Flood Affected Water Heaters
For those affected by the recent severe weather and floods, Rheem would like to offer you assistance with some important safety considerations to ensure the health of you, your whanau, and your Rheem water heater.
WARNING IMMEDIATE RISK: If you have experienced flooding, your water heater may be damaged, and this may present a significant Health and Safety risk. Please ensure your water heater is inspected and tested by a qualified tradesperson (see below) before operating the unit and/or restoring power or gas supply to the unit.
- If you are not getting hot water or your water heater has been physically damaged, DO NOT ATTEMPT TO FIX IT YOURSELF, contact a qualified plumber, gasfitter, or electrician.
- If the water heater has been partially or fully submerged in flood water, it should be inspected by a qualified plumber or gasfitter.
- A qualified plumber or gasfitter can test if the water heater is safe to turn on. In some cases, the plumber may not have the necessary electrical qualifications, in which case a qualified electrician will also be required to test.
- For gas water heaters, please follow the guidance of a qualified gasfitter.

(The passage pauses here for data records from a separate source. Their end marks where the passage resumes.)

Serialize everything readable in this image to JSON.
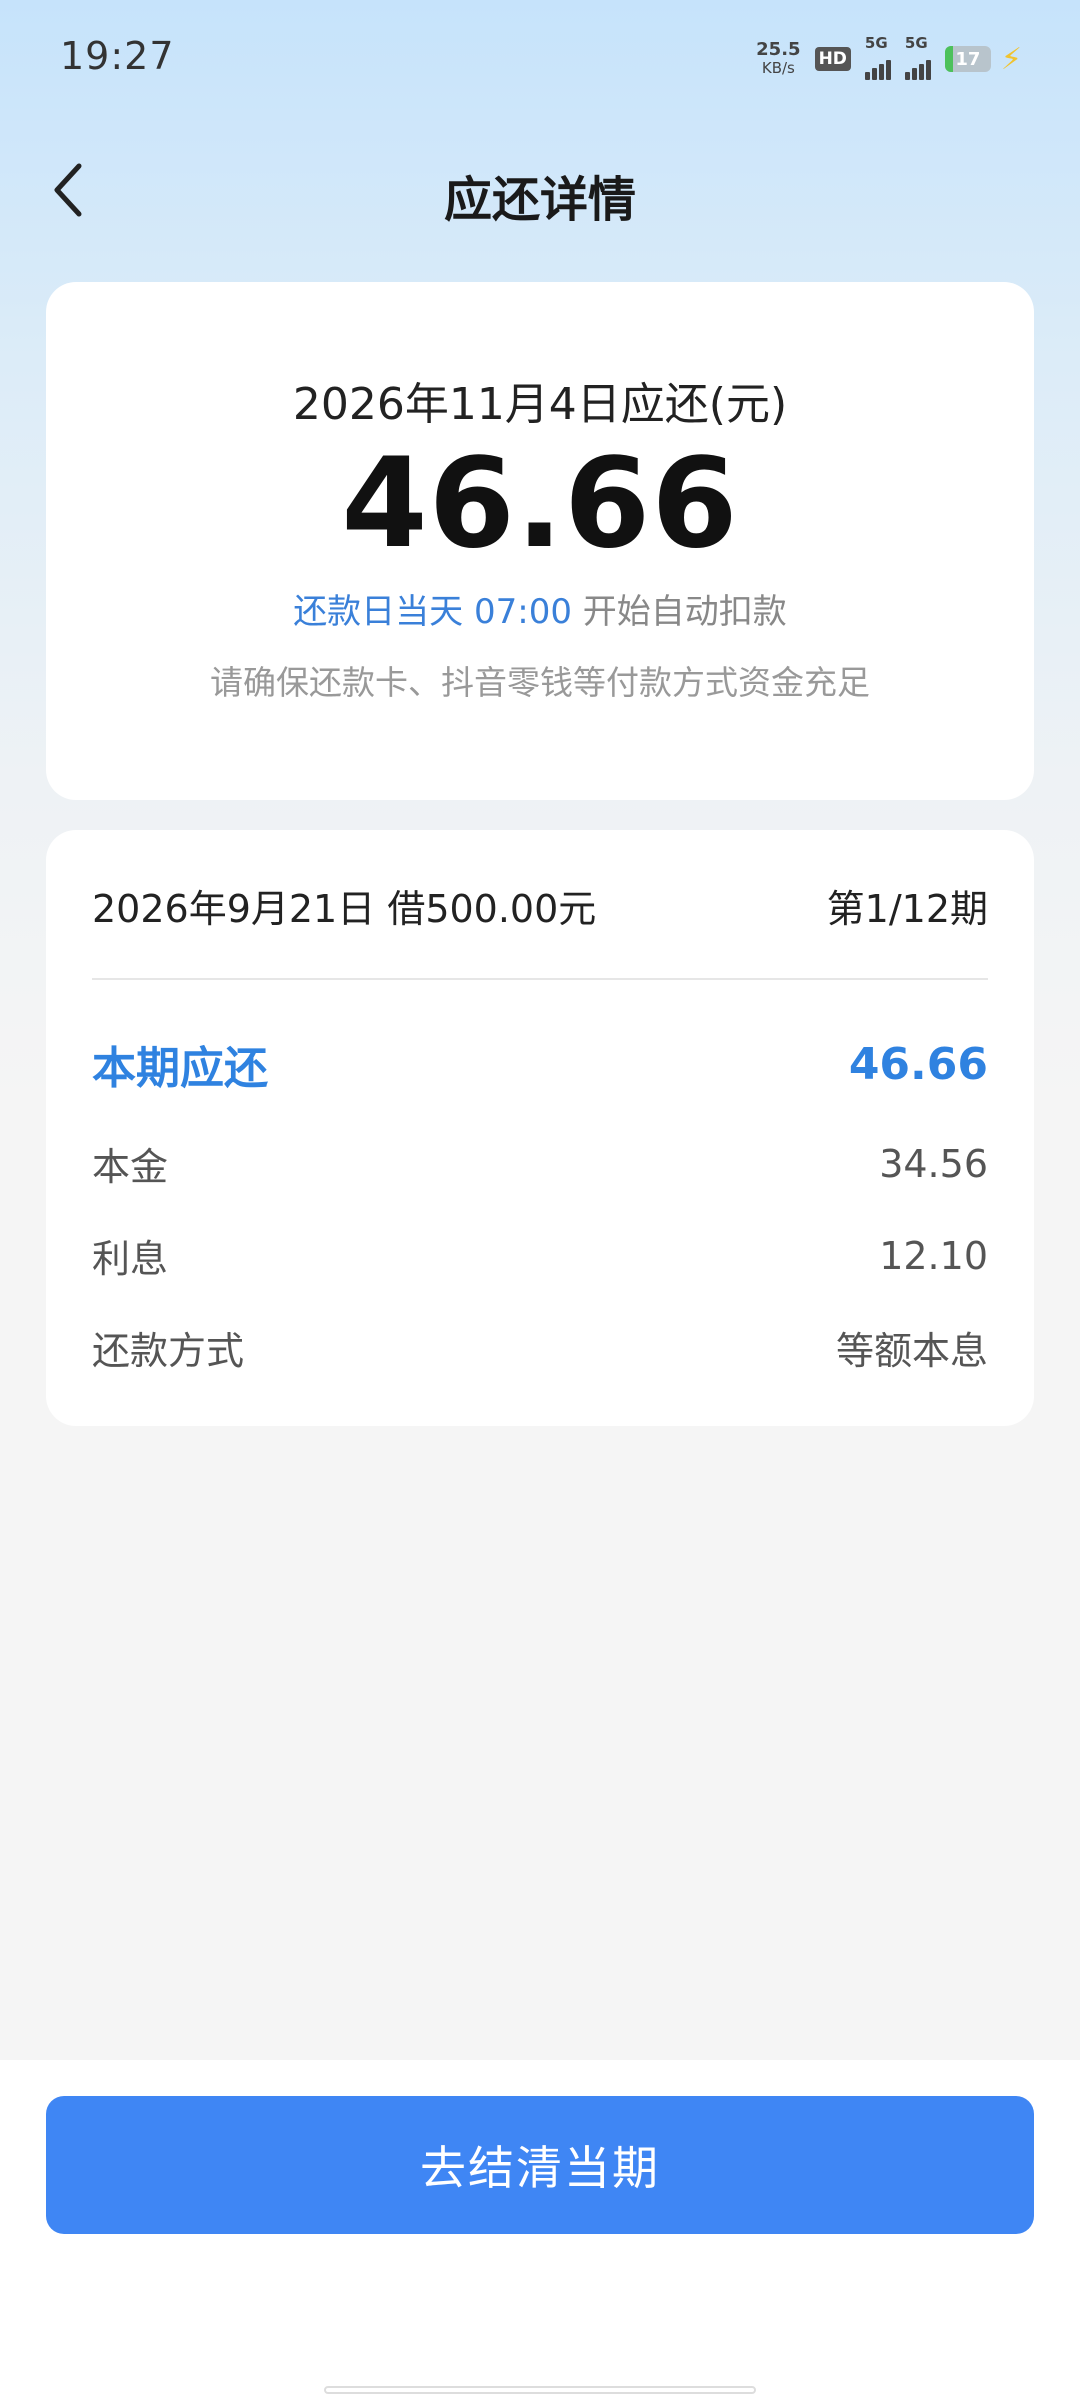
{
  "status_bar": {
    "time": "19:27",
    "net_speed_value": "25.5",
    "net_speed_unit": "KB/s",
    "hd_label": "HD",
    "sim1_label": "5G",
    "sim2_label": "5G",
    "battery_level": "17",
    "battery_percent": 17
  },
  "header": {
    "title": "应还详情",
    "back_icon": "chevron-left-icon"
  },
  "summary": {
    "due_label": "2026年11月4日应还(元)",
    "amount": "46.66",
    "auto_debit_highlight": "还款日当天 07:00",
    "auto_debit_text": " 开始自动扣款",
    "note": "请确保还款卡、抖音零钱等付款方式资金充足"
  },
  "detail": {
    "loan_info": "2026年9月21日 借500.00元",
    "period": "第1/12期",
    "due_label": "本期应还",
    "due_value": "46.66",
    "principal_label": "本金",
    "principal_value": "34.56",
    "interest_label": "利息",
    "interest_value": "12.10",
    "method_label": "还款方式",
    "method_value": "等额本息"
  },
  "footer": {
    "button_label": "去结清当期"
  },
  "colors": {
    "accent": "#3f86f4",
    "highlight_text": "#2f82e0",
    "battery_fill": "#4cc15b"
  }
}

Please note: If the water heater has been submerged, the longevity of it will have been compromised. The standard warranty will not apply for any unit affected by flood water or similar.
Reasons why your water heater may need to be replaced:
- If the insulation around the cylinder has been wet this may compromise the insulation effectiveness, thereby losing efficiency.
- If any electrical product has been wet or damp the life expectancy would be unknown and should be replaced.
- Water heaters are not designed to be submerged in water and this may cause premature corrosion of the product. Even ‘outdoor rated’ water heaters are not designed to be partially or fully submerged.
- Always seek the advice of an expert, there may be other reasons your water heater needs to be replaced. Your local, qualified plumber, gasfitter, or electrician will help.
What is the risk if you do not replace your damaged water heater?
- Electrical components including controls, pumps & motors may be damaged beyond repair or malfunction following contact with water. This may present an unsafe operation in your water heater.
- Gas components and flue paths including heat exchangers may be affected by silt & blockage leading to unsafe operation.
- Other components of the water heater such as insulation may be rendered ineffective thereby affecting the efficiency of the water heater. If contaminated water has entered a water heater, the quality of the potable water provided may be compromised and it is recommended that the unit be replaced.
NB - The water heater may be damaged by the flood and any attempts to use the damaged equipment may present a significant Health & Safety risk. As per the advice above, an appropriately qualified person should be contacted in the first instance to assess any risk in using or powering the affected unit.
Our advice for water heaters that have been partially or fully submerged is that in most cases they will need to be replaced - we recommend you discuss your situation with an insurance advisor.
If the water heater has been submerged the longevity of the unit will have been compromised. The standard warranty will not apply for any unit effected by flood water or similar.